Zeeman won the women's single sculls race at the Pan American Games on Tuesday, finishing more than seven seconds ahead of her closest competitor.
"It's kind of a special moment for me," she said. "And it really touches me that everyone is coming out to watch. It is a rainy day but it's certainly not dampening any spirits at the finish line. The momentum they have going down there is just, it's unbelievable. I love it. It just adds to the fun of racing."
That win set the stage for another huge day for Canadian rowers at the Royal Henley course in St. Catharines, Ont. Canada won three rowing gold medals to increase its total to seven — five golds and two bronze — with one more day of racing to go.
It was also another multi-medal day for Canada's paddlers competing a few kilometres down the highway at the Welland Flatwater Centre.
The host country's canoeists and kayakers won five medals Tuesday, including two gold, giving them 10 overall in sprint events.
Zeeman, from nearby Cambridge, Ont., kicked things off for the rowers, winning the women's sculls in seven minutes 30.86 seconds, easily outdistancing Katherine McFetridge of the United States.
"It was my plan to go out hard and stay out in front," she said.
That victory was followed with a gold medal in the women's lightweight double sculls by Victoria's Liz Fenje and Katherine Sauks of Owen Sound, Ont.
Fenje and Sauks won with a time of 6:57.23. The held off a late charge from the Cubans, who took silver in 7:00.36.
"We actually didn't have the greatest first couple of strokes in our race, but suddenly we just locked into it and felt ourselves pulling away," said Sauks.
Canada finished the day of racing by winning the men's quad sculls.
Matthew Buie of Duntroon, Ont., Julien Bahain of Sherbrooke, Que., Will Dean of Kelowna, B.C. and Rob Gibson of Kingston, Ont., also led the race and won with a time of 5:42.22 seconds.
"Going out right off the start we wanted to get a solid lead because we knew once we came down here (the midway at Henley Island) it could get pretty rough and it's really hard to come back from behind in this rough water," Buie said.
In Welland, Mark de Jonge of Halifax and Laurence Vincent Lapointe of Trois-Rivieres, Que., led the medal rush with golds.
De Jonge captured gold in the K-1 200 metres, and has his sights set on the top of the medal podium at next year's Rio Olympics.
"We were training pretty hard last week and didn't have that taper going into this as much as we would for worlds," de Jonge said. "But you just have to deal with it, the long-term goal is qualifying for the Olympics, and ultimately win a gold medal at the Olympics."

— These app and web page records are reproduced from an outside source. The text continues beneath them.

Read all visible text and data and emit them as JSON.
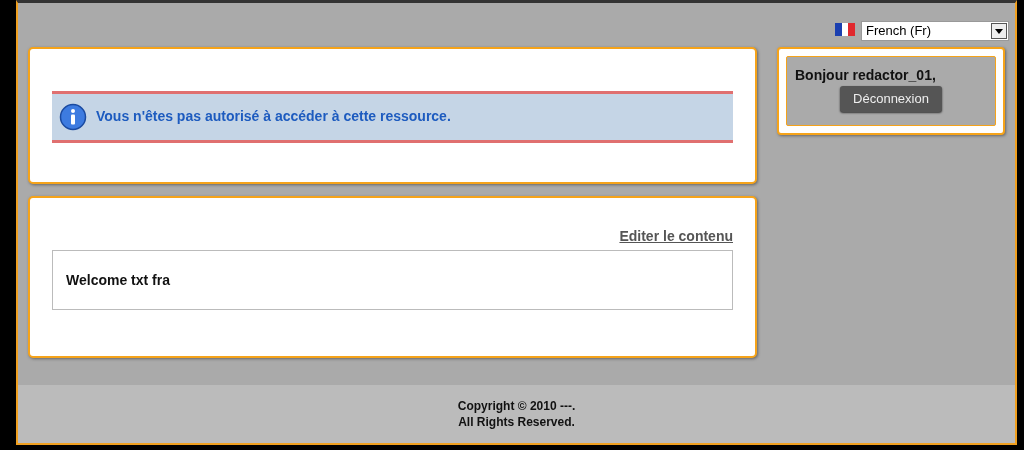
{
  "language_selector": {
    "value": "French (Fr)"
  },
  "alert": {
    "message": "Vous n'êtes pas autorisé à accéder à cette ressource."
  },
  "content": {
    "edit_link": "Editer le contenu",
    "text": "Welcome txt fra"
  },
  "user_panel": {
    "greeting": "Bonjour redactor_01,",
    "logout_button": "Déconnexion"
  },
  "footer": {
    "lines": [
      "Copyright © 2010 ---.",
      "All Rights Reserved."
    ]
  }
}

Vincent Lapointe dominated the women's C-1 200 in the event's Pan Am Games debut, roaring to gold by a margin of more than two seconds.
"I was tired at the end, but I said to myself, 'This is the Pan Am (Games), I can't give up," she said. "I gave my all for Canada."

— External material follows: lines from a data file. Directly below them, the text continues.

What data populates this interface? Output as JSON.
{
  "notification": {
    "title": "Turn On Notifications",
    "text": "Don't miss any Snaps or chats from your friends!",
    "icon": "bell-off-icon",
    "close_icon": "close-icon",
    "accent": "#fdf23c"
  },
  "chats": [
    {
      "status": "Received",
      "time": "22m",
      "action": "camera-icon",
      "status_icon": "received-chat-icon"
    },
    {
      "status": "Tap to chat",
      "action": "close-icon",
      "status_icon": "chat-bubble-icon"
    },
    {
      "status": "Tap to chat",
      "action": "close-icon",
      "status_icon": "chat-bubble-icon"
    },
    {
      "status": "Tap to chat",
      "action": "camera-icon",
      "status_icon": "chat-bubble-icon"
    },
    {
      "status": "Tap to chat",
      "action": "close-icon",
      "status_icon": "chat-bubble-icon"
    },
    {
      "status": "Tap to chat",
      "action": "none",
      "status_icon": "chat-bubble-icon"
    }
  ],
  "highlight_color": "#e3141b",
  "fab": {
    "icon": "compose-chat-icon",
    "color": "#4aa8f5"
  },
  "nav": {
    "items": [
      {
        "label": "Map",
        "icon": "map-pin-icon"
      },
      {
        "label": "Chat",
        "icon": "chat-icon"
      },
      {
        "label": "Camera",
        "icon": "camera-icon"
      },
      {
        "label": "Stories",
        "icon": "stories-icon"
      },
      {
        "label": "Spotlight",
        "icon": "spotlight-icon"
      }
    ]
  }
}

De Jonge and Pierre-Luc Poulin of Lac-Beauport, Que., also earned a bronze in the men's K-2 200 metres, earning a tie with Brazil.
Jason McCoombs of Dartmouth, N.S., added a silver in the C-1 200 metres, while Michelle Russell of Fall River, N.S., won silver in the women's K-1 200.

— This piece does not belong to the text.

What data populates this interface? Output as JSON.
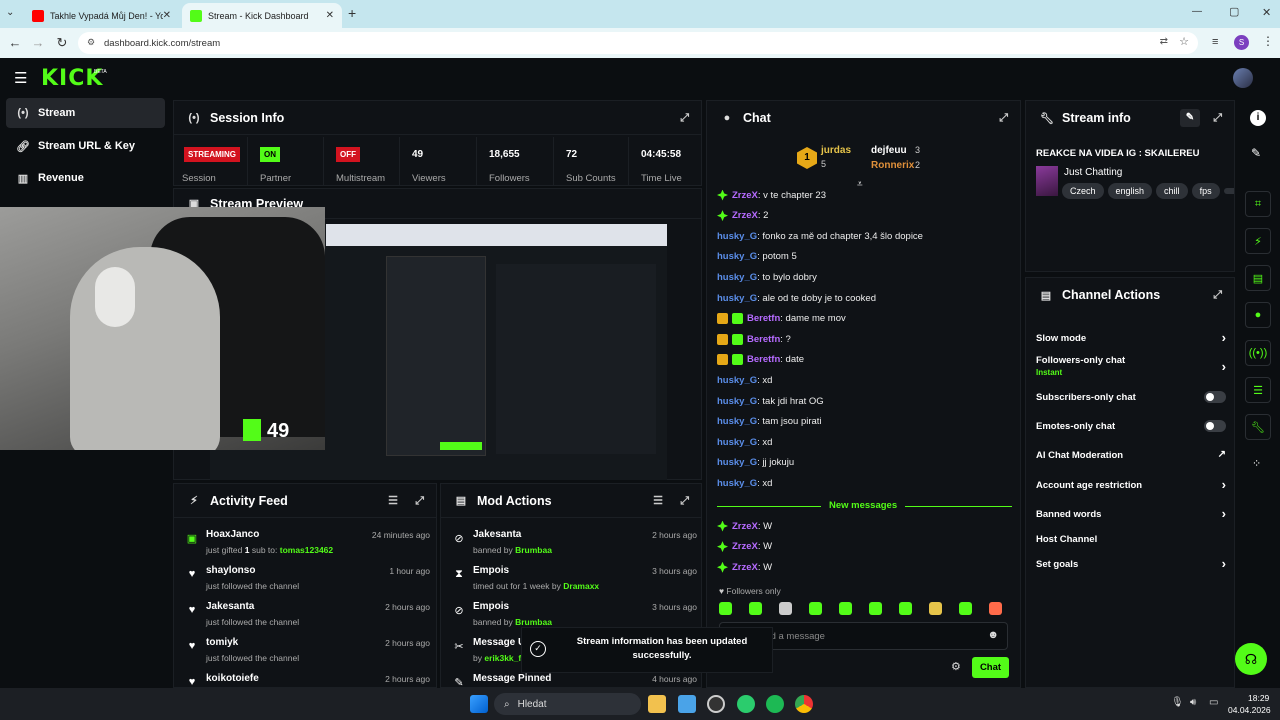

Elsewhere, Halifax gymnast Ellie Black won her third medal of the Games, taking bronze in the women's vault.
Black won the gold medal in the women's all-around competition on Monday and helped Canada win silver in team competition on Sunday.
"The team did really well here and that's definitely going to help us, moving forward to the world championships," she said.
In badminton, Canada earned two bronze in women's doubles competition. And Christopher Von Martels claimed bronze in individual dressage.
The Canadian Press